16th April 2020
USADA announced today that Nicholas Saccente, of Springfield, Mass., an athlete in the sport of weightlifting, has received an eight-year suspension for a second violation involving his possession and use or attempted use of prohibited substances and his failure to properly file and maintain his Whereabouts information.
During an investigation, USADA obtained specific and credible evidence that during 2017, Saccente, 27, made at least three online purchases of products containing andarine (S4), ostarine (enobosarm), and GW1516 (GW501516) that were shipped to Saccente’s home in Springfield, Mass.
Andarine and ostarine are non-Specified Substances in the class of Anabolic Agents, and GW1516 is a non-Specified Substance in the category of Hormone and Metabolic Modulators. These substances are prohibited at all times under the USADA Protocol for Olympic and Paralympic Movement Testing, the United States Olympic and Paralympic Committee National Anti-Doping Policy, and the International Weightlifting Federation Anti-Doping Policy, all of which have adopted the World Anti-Doping Code (the Code) and the World Anti-Doping Agency Prohibited List.

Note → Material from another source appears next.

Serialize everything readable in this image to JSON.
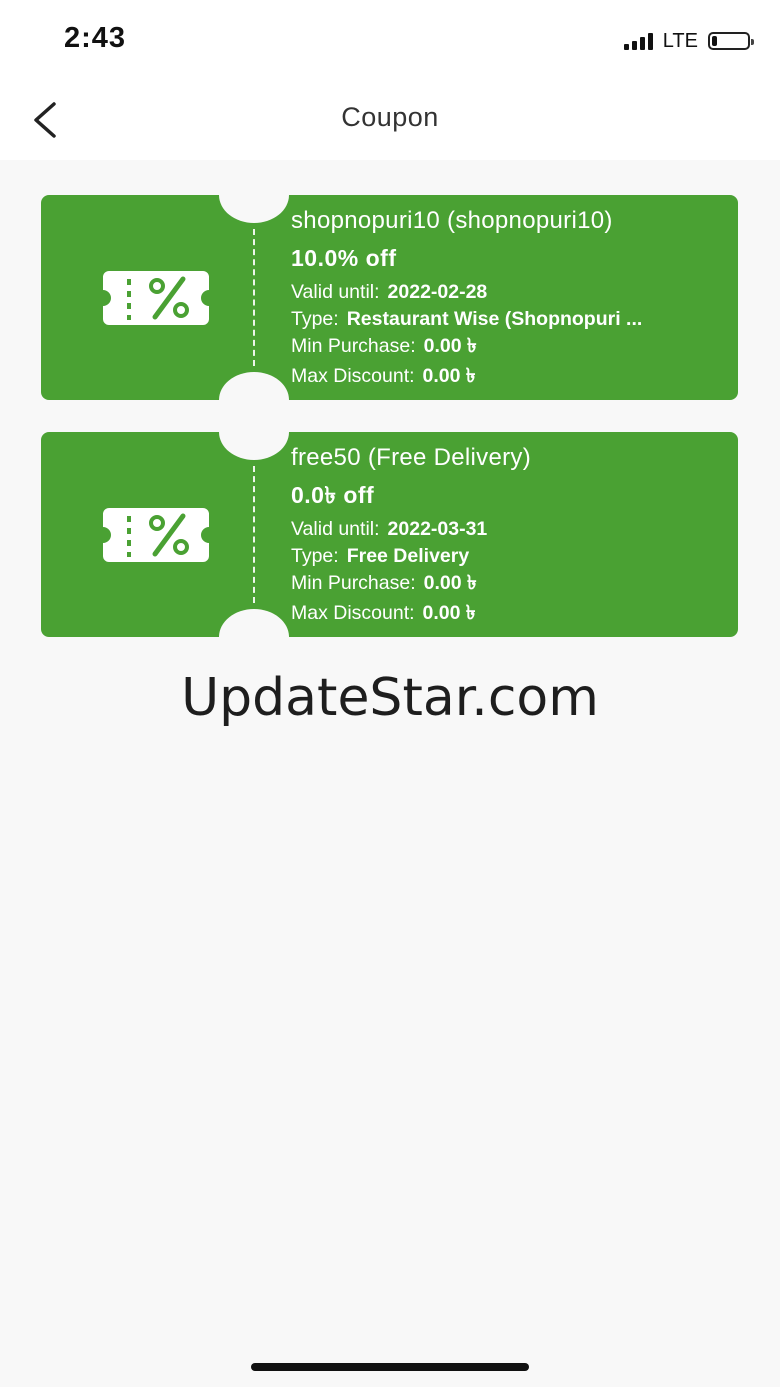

During the time period in question, Saccente was also a member of the USADA Registered Testing Pool (RTP), which consists of a select group

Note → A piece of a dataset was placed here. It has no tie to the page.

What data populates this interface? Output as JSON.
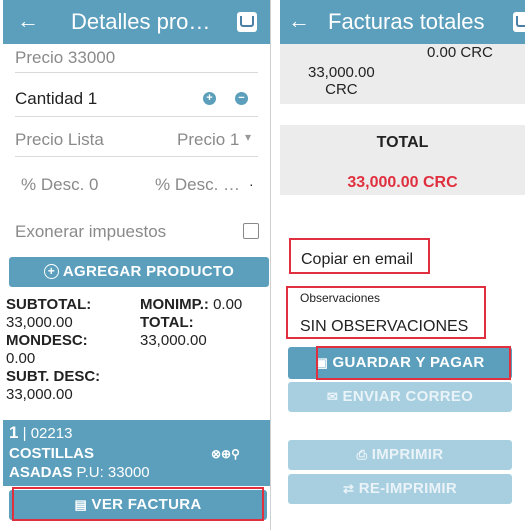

of athletes subject to certain Whereabouts Filing requirements in order to be located for out-of-competition testing. Within a 12-month period, Saccente accrued three Whereabouts Failures
Under the Code, the accumulation of three Whereabouts Failures within a 12-month period constitutes a rule violation. Pursuant to Article 10.7.4.1 of the Code, Saccente’s violation for possession and use and/or attempted use, and the violation for accumulating three Whereabouts Failures, constitute a single, second violation.
The Code also states that all athletes serving a period of ineligibility for an anti-doping rule violation are required to continue to make themselves available for testing in order to receive credit for time completed under their sanction. If an athlete retires during their period of ineligibility, the athlete’s sanction will be tolled until the athlete returns from retirement and once again
becomes available for no-advance-notice, out-of-competition testing.
In this case, Saccente retired on May 20, 2019, after which time he received no credit toward his previous periods of ineligibility, including
In addition, Saccente has been disqualified from competitive results obtained on and subsequent to June 16, 2017, the approximate date he received
his first order of prohibited substances, including forfeiture of any medals, points and prizes.